    • be able to discuss the different growth strategies pursued by various developing and developed countries.
    • be able to critically evaluate the central roles of human capital, natural resources, technology, capital and institutions in generating economic growth.


    Upon completion of the course, students will

    • be able to use the empirical and theoretical tool kit of economists to frame and analyze problems that we see in the world.
    • be able to critically analyze economic research papers on economic growth and development.

    General competence

    Upon completion of the course, students will

    • be able to participate in informed discussions of key challenges in securing economic growth, such as climate change, adapting to resource constraints, improving human capital and technology.

  • Teaching

    The course is structured around the analysis of Harvard Business School cases, which we typically do in real time in the classroom; normally, all students are expected to fully participate in every class and this is where much of the learning occurs. Students work in small groups to prepare for each class discussion beforehand, so that they are up to speed on the topic. Each week, every group member should read (at least) one of the items on the reading list and then discuss it with the rest of the group. In this way, all - or most - of the reading materials assigned each week will be covered by every group. The group can use this discussion to prepare their responses to the accompanying assignment questions, which we discuss in class. In the current situation, it may be necessary to swap a number of classroom sessions for recorded analysis of the case by the professor. In such instances, the professor will try to facilitate a discussion either in small groups (face-to-face with professor and students) or online meetings. The number of classroom versus recorded sessions must remain flexible to accommodate requirements of students (who may or may not be able to physically attend) and the evolving disease environment - neither of which can be known with certainty until the semester is under way.

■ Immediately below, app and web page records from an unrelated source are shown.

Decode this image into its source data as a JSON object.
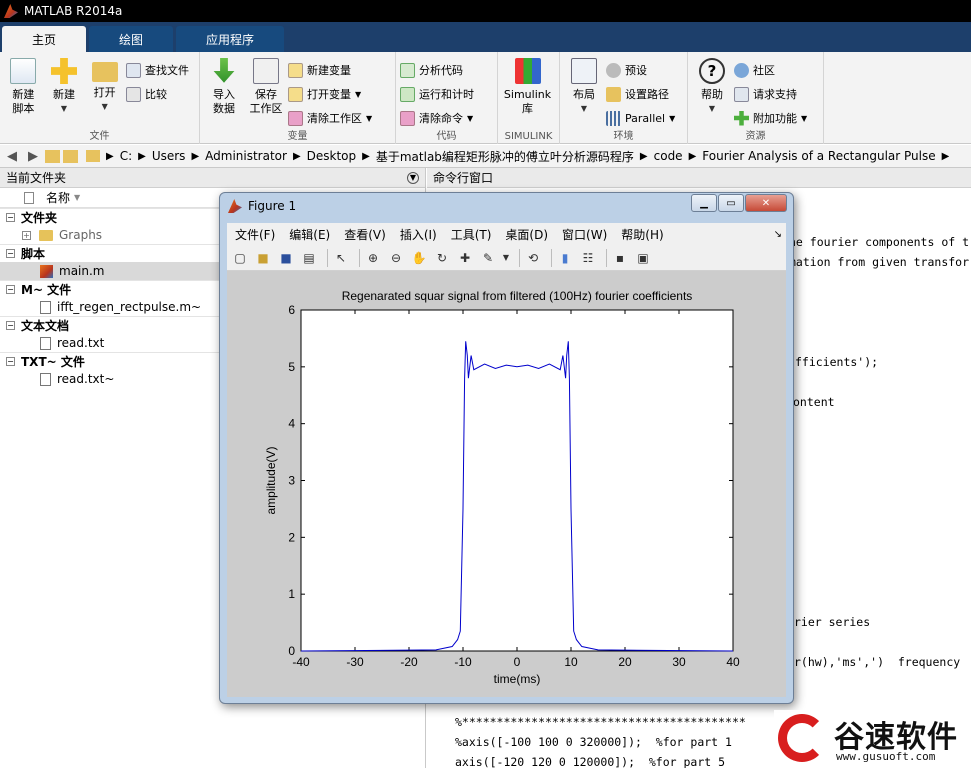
{
  "app": {
    "title": "MATLAB R2014a"
  },
  "tabs": [
    "主页",
    "绘图",
    "应用程序"
  ],
  "ribbon": {
    "file_group": {
      "label": "文件",
      "new_script": "新建\n脚本",
      "new": "新建",
      "open": "打开",
      "find_files": "查找文件",
      "compare": "比较"
    },
    "variable_group": {
      "label": "变量",
      "import": "导入\n数据",
      "save_ws": "保存\n工作区",
      "new_var": "新建变量",
      "open_var": "打开变量",
      "clear_ws": "清除工作区"
    },
    "code_group": {
      "label": "代码",
      "analyze": "分析代码",
      "run_time": "运行和计时",
      "clear_cmd": "清除命令"
    },
    "simulink_group": {
      "label": "SIMULINK",
      "simulink": "Simulink\n库"
    },
    "env_group": {
      "label": "环境",
      "layout": "布局",
      "prefs": "预设",
      "set_path": "设置路径",
      "parallel": "Parallel"
    },
    "resources_group": {
      "label": "资源",
      "help": "帮助",
      "community": "社区",
      "support": "请求支持",
      "addons": "附加功能"
    }
  },
  "address": {
    "crumbs": [
      "C:",
      "Users",
      "Administrator",
      "Desktop",
      "基于matlab编程矩形脉冲的傅立叶分析源码程序",
      "code",
      "Fourier Analysis of a Rectangular Pulse"
    ]
  },
  "left_panel": {
    "title": "当前文件夹",
    "name_col": "名称",
    "sections": [
      {
        "label": "文件夹",
        "items": [
          "Graphs"
        ]
      },
      {
        "label": "脚本",
        "items": [
          "main.m"
        ]
      },
      {
        "label": "M~ 文件",
        "items": [
          "ifft_regen_rectpulse.m~"
        ]
      },
      {
        "label": "文本文档",
        "items": [
          "read.txt"
        ]
      },
      {
        "label": "TXT~ 文件",
        "items": [
          "read.txt~"
        ]
      }
    ]
  },
  "command_window": {
    "title": "命令行窗口",
    "lines": [
      "he fourier components of t",
      "mation from given transfor",
      "fficients');",
      "ontent",
      "rier series",
      "r(hw),'ms',')  frequency",
      "%*****************************************",
      "%axis([-100 100 0 320000]);  %for part 1",
      "axis([-120 120 0 120000]);  %for part 5"
    ]
  },
  "figure": {
    "title": "Figure 1",
    "menus": [
      "文件(F)",
      "编辑(E)",
      "查看(V)",
      "插入(I)",
      "工具(T)",
      "桌面(D)",
      "窗口(W)",
      "帮助(H)"
    ]
  },
  "chart_data": {
    "type": "line",
    "title": "Regenarated squar signal from filtered (100Hz) fourier coefficients",
    "xlabel": "time(ms)",
    "ylabel": "amplitude(V)",
    "xlim": [
      -40,
      40
    ],
    "ylim": [
      0,
      6
    ],
    "xticks": [
      -40,
      -30,
      -20,
      -10,
      0,
      10,
      20,
      30,
      40
    ],
    "yticks": [
      0,
      1,
      2,
      3,
      4,
      5,
      6
    ],
    "series": [
      {
        "color": "#0000cc",
        "x": [
          -40,
          -15,
          -12,
          -11,
          -10.5,
          -10,
          -9.7,
          -9.5,
          -9.2,
          -9,
          -8.5,
          -8,
          -6,
          -4,
          -2,
          0,
          2,
          4,
          6,
          8,
          8.5,
          9,
          9.2,
          9.5,
          9.7,
          10,
          10.5,
          11,
          12,
          15,
          40
        ],
        "y": [
          0,
          0.02,
          0.08,
          0.2,
          0.35,
          2.5,
          4.8,
          5.45,
          5.2,
          4.8,
          5.2,
          4.95,
          5.05,
          4.97,
          5.03,
          5.0,
          5.03,
          4.97,
          5.05,
          4.95,
          5.2,
          4.8,
          5.2,
          5.45,
          4.8,
          2.5,
          0.35,
          0.2,
          0.08,
          0.02,
          0
        ]
      }
    ]
  },
  "watermark": {
    "text": "谷速软件",
    "url": "www.gusuoft.com"
  },
  "colors": {
    "ribbon_bg": "#f3f3f3",
    "tab_bar": "#1d3f6b",
    "plot_line": "#0000cc"
  }
}
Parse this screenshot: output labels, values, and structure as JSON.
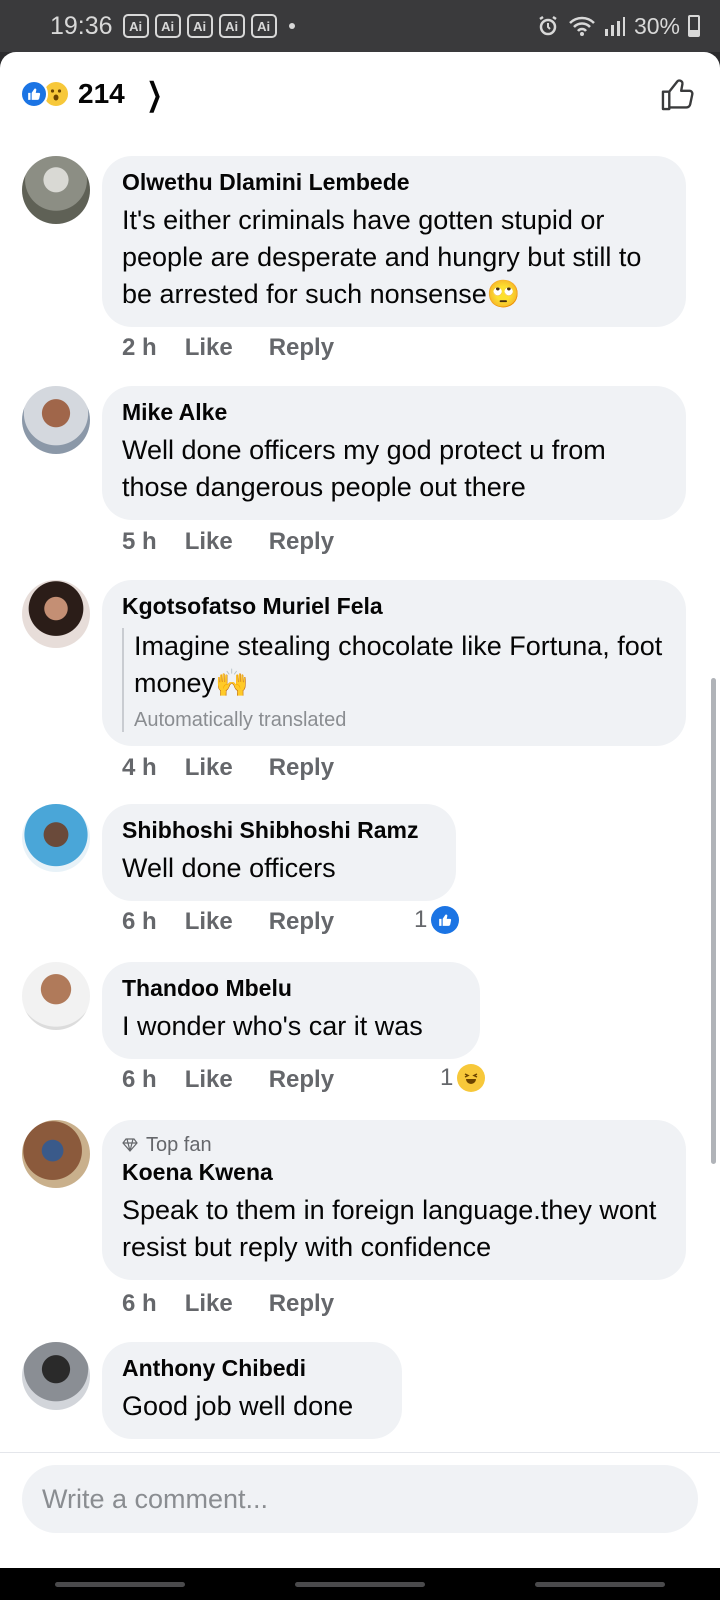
{
  "status_bar": {
    "time": "19:36",
    "badges": [
      "Ai",
      "Ai",
      "Ai",
      "Ai",
      "Ai"
    ],
    "battery": "30%"
  },
  "header": {
    "reaction_count": "214",
    "reactions": [
      "like",
      "wow"
    ]
  },
  "comments": [
    {
      "author": "Olwethu Dlamini Lembede",
      "text": "It's either criminals have gotten stupid or people are desperate and hungry but still to be arrested for such nonsense🙄",
      "time": "2 h",
      "like_label": "Like",
      "reply_label": "Reply"
    },
    {
      "author": "Mike Alke",
      "text": "Well done officers  my  god protect u from  those  dangerous people out there",
      "time": "5 h",
      "like_label": "Like",
      "reply_label": "Reply"
    },
    {
      "author": "Kgotsofatso Muriel Fela",
      "text": "Imagine stealing chocolate like Fortuna, foot money🙌",
      "translated_note": "Automatically translated",
      "time": "4 h",
      "like_label": "Like",
      "reply_label": "Reply"
    },
    {
      "author": "Shibhoshi Shibhoshi Ramz",
      "text": "Well done officers",
      "time": "6 h",
      "like_label": "Like",
      "reply_label": "Reply",
      "reaction_count": "1",
      "reaction": "like"
    },
    {
      "author": "Thandoo Mbelu",
      "text": "I wonder who's car it was",
      "time": "6 h",
      "like_label": "Like",
      "reply_label": "Reply",
      "reaction_count": "1",
      "reaction": "haha"
    },
    {
      "badge": "Top fan",
      "author": "Koena Kwena",
      "text": "Speak to them in foreign language.they wont resist but reply with confidence",
      "time": "6 h",
      "like_label": "Like",
      "reply_label": "Reply"
    },
    {
      "author": "Anthony Chibedi",
      "text": "Good job well done"
    }
  ],
  "composer": {
    "placeholder": "Write a comment..."
  },
  "colors": {
    "accent": "#1b74e4",
    "bubble": "#f0f2f5",
    "secondary_text": "#65676b"
  }
}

  • Required prerequisites


  • Credit reduction due to overlap

    Overlap with VOA022

  • Requirements for course approval

    Students must participate (i.e. speak) regularly in class in order to be eligible to take the exam.

  • Assessment

    The students are graded based on a 3-hour written home exam.

    All answers must be written in English.

  • Grading Scale

    Grading scale A - F

  • Computer tools


  • Literature

    First, each week's class discussion will revolve around a Harvard Business School case; the case collection should therefore be purchased by the students, using the link to the course pack on the Harvard Business School Publishing website. Second, the cases will be supplemented each week by a selection of research papers that are downloadable from the web.

    Required readings:

    The collection of Harvard Business School cases; the associated research papers.


ECTS Credits
Teaching language

Spring. Offered Spring 2021.

Course responsible

Professor Liam Brunt, Department of Economics.